GOAL OF THE EXERCISE: Your response must consist of the listing below, repeated exactly.

++++ DATA

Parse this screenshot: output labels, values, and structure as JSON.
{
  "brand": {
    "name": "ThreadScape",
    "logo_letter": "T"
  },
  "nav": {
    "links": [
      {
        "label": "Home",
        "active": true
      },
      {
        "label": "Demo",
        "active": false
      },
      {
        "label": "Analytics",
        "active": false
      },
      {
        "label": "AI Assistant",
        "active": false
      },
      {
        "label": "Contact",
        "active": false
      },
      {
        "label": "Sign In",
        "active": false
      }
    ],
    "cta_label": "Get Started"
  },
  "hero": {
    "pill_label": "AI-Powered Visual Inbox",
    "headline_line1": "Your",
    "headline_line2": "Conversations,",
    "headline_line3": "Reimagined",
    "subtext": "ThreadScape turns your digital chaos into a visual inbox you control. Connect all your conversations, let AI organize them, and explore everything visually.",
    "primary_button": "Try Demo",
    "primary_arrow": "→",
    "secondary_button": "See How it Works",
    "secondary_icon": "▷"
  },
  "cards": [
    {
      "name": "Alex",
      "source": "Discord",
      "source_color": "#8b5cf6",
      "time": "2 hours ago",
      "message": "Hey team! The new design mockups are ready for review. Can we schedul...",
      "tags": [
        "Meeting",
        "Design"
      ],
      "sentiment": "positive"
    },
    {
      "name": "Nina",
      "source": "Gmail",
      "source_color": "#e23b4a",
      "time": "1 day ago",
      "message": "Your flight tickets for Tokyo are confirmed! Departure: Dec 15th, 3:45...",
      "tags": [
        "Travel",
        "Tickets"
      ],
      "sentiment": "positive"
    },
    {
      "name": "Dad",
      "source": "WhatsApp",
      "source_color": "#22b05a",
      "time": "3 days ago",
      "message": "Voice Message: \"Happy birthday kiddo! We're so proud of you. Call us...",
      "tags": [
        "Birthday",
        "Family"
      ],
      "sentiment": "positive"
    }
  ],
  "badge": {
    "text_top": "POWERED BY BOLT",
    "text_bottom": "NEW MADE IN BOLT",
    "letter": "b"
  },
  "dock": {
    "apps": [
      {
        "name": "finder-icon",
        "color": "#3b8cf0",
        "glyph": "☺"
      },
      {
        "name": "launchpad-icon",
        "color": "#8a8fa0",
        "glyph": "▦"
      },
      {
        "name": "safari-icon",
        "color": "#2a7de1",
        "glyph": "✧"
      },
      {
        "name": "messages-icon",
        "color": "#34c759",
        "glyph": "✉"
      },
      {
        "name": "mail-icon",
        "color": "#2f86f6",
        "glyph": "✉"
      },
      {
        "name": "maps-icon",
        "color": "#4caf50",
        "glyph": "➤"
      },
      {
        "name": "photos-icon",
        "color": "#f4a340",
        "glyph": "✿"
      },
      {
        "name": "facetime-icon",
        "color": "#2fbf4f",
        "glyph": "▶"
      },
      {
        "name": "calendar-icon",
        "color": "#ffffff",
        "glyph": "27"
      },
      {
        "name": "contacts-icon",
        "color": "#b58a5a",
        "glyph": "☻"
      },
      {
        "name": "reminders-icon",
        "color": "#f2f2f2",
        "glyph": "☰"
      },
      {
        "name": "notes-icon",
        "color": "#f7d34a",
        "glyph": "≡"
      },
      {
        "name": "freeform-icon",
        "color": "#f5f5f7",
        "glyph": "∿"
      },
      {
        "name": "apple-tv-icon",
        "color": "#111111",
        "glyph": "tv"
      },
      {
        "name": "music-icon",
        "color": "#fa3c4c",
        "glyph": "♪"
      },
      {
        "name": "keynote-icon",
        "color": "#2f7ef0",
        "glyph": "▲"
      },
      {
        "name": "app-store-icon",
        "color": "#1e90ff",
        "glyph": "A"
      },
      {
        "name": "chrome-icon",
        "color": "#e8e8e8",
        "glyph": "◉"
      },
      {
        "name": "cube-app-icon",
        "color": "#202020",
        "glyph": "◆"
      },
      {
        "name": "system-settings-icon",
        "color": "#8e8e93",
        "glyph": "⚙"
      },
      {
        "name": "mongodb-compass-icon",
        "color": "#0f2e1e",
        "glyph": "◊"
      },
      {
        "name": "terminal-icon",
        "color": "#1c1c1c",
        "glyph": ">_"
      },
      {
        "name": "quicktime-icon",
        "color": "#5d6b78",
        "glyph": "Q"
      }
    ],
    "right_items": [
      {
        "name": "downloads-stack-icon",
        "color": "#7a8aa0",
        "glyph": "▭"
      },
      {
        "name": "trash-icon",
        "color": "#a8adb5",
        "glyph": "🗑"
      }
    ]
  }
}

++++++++

REPLY:
Parse this screenshot: output labels, values, and structure as JSON.
{
  "brand": {
    "name": "ThreadScape",
    "logo_letter": "T"
  },
  "nav": {
    "links": [
      {
        "label": "Home",
        "active": true
      },
      {
        "label": "Demo",
        "active": false
      },
      {
        "label": "Analytics",
        "active": false
      },
      {
        "label": "AI Assistant",
        "active": false
      },
      {
        "label": "Contact",
        "active": false
      },
      {
        "label": "Sign In",
        "active": false
      }
    ],
    "cta_label": "Get Started"
  },
  "hero": {
    "pill_label": "AI-Powered Visual Inbox",
    "headline_line1": "Your",
    "headline_line2": "Conversations,",
    "headline_line3": "Reimagined",
    "subtext": "ThreadScape turns your digital chaos into a visual inbox you control. Connect all your conversations, let AI organize them, and explore everything visually.",
    "primary_button": "Try Demo",
    "primary_arrow": "→",
    "secondary_button": "See How it Works",
    "secondary_icon": "▷"
  },
  "cards": [
    {
      "name": "Alex",
      "source": "Discord",
      "source_color": "#8b5cf6",
      "time": "2 hours ago",
      "message": "Hey team! The new design mockups are ready for review. Can we schedul...",
      "tags": [
        "Meeting",
        "Design"
      ],
      "sentiment": "positive"
    },
    {
      "name": "Nina",
      "source": "Gmail",
      "source_color": "#e23b4a",
      "time": "1 day ago",
      "message": "Your flight tickets for Tokyo are confirmed! Departure: Dec 15th, 3:45...",
      "tags": [
        "Travel",
        "Tickets"
      ],
      "sentiment": "positive"
    },
    {
      "name": "Dad",
      "source": "WhatsApp",
      "source_color": "#22b05a",
      "time": "3 days ago",
      "message": "Voice Message: \"Happy birthday kiddo! We're so proud of you. Call us...",
      "tags": [
        "Birthday",
        "Family"
      ],
      "sentiment": "positive"
    }
  ],
  "badge": {
    "text_top": "POWERED BY BOLT",
    "text_bottom": "NEW MADE IN BOLT",
    "letter": "b"
  },
  "dock": {
    "apps": [
      {
        "name": "finder-icon",
        "color": "#3b8cf0",
        "glyph": "☺"
      },
      {
        "name": "launchpad-icon",
        "color": "#8a8fa0",
        "glyph": "▦"
      },
      {
        "name": "safari-icon",
        "color": "#2a7de1",
        "glyph": "✧"
      },
      {
        "name": "messages-icon",
        "color": "#34c759",
        "glyph": "✉"
      },
      {
        "name": "mail-icon",
        "color": "#2f86f6",
        "glyph": "✉"
      },
      {
        "name": "maps-icon",
        "color": "#4caf50",
        "glyph": "➤"
      },
      {
        "name": "photos-icon",
        "color": "#f4a340",
        "glyph": "✿"
      },
      {
        "name": "facetime-icon",
        "color": "#2fbf4f",
        "glyph": "▶"
      },
      {
        "name": "calendar-icon",
        "color": "#ffffff",
        "glyph": "27"
      },
      {
        "name": "contacts-icon",
        "color": "#b58a5a",
        "glyph": "☻"
      },
      {
        "name": "reminders-icon",
        "color": "#f2f2f2",
        "glyph": "☰"
      },
      {
        "name": "notes-icon",
        "color": "#f7d34a",
        "glyph": "≡"
      },
      {
        "name": "freeform-icon",
        "color": "#f5f5f7",
        "glyph": "∿"
      },
      {
        "name": "apple-tv-icon",
        "color": "#111111",
        "glyph": "tv"
      },
      {
        "name": "music-icon",
        "color": "#fa3c4c",
        "glyph": "♪"
      },
      {
        "name": "keynote-icon",
        "color": "#2f7ef0",
        "glyph": "▲"
      },
      {
        "name": "app-store-icon",
        "color": "#1e90ff",
        "glyph": "A"
      },
      {
        "name": "chrome-icon",
        "color": "#e8e8e8",
        "glyph": "◉"
      },
      {
        "name": "cube-app-icon",
        "color": "#202020",
        "glyph": "◆"
      },
      {
        "name": "system-settings-icon",
        "color": "#8e8e93",
        "glyph": "⚙"
      },
      {
        "name": "mongodb-compass-icon",
        "color": "#0f2e1e",
        "glyph": "◊"
      },
      {
        "name": "terminal-icon",
        "color": "#1c1c1c",
        "glyph": ">_"
      },
      {
        "name": "quicktime-icon",
        "color": "#5d6b78",
        "glyph": "Q"
      }
    ],
    "right_items": [
      {
        "name": "downloads-stack-icon",
        "color": "#7a8aa0",
        "glyph": "▭"
      },
      {
        "name": "trash-icon",
        "color": "#a8adb5",
        "glyph": "🗑"
      }
    ]
  }
}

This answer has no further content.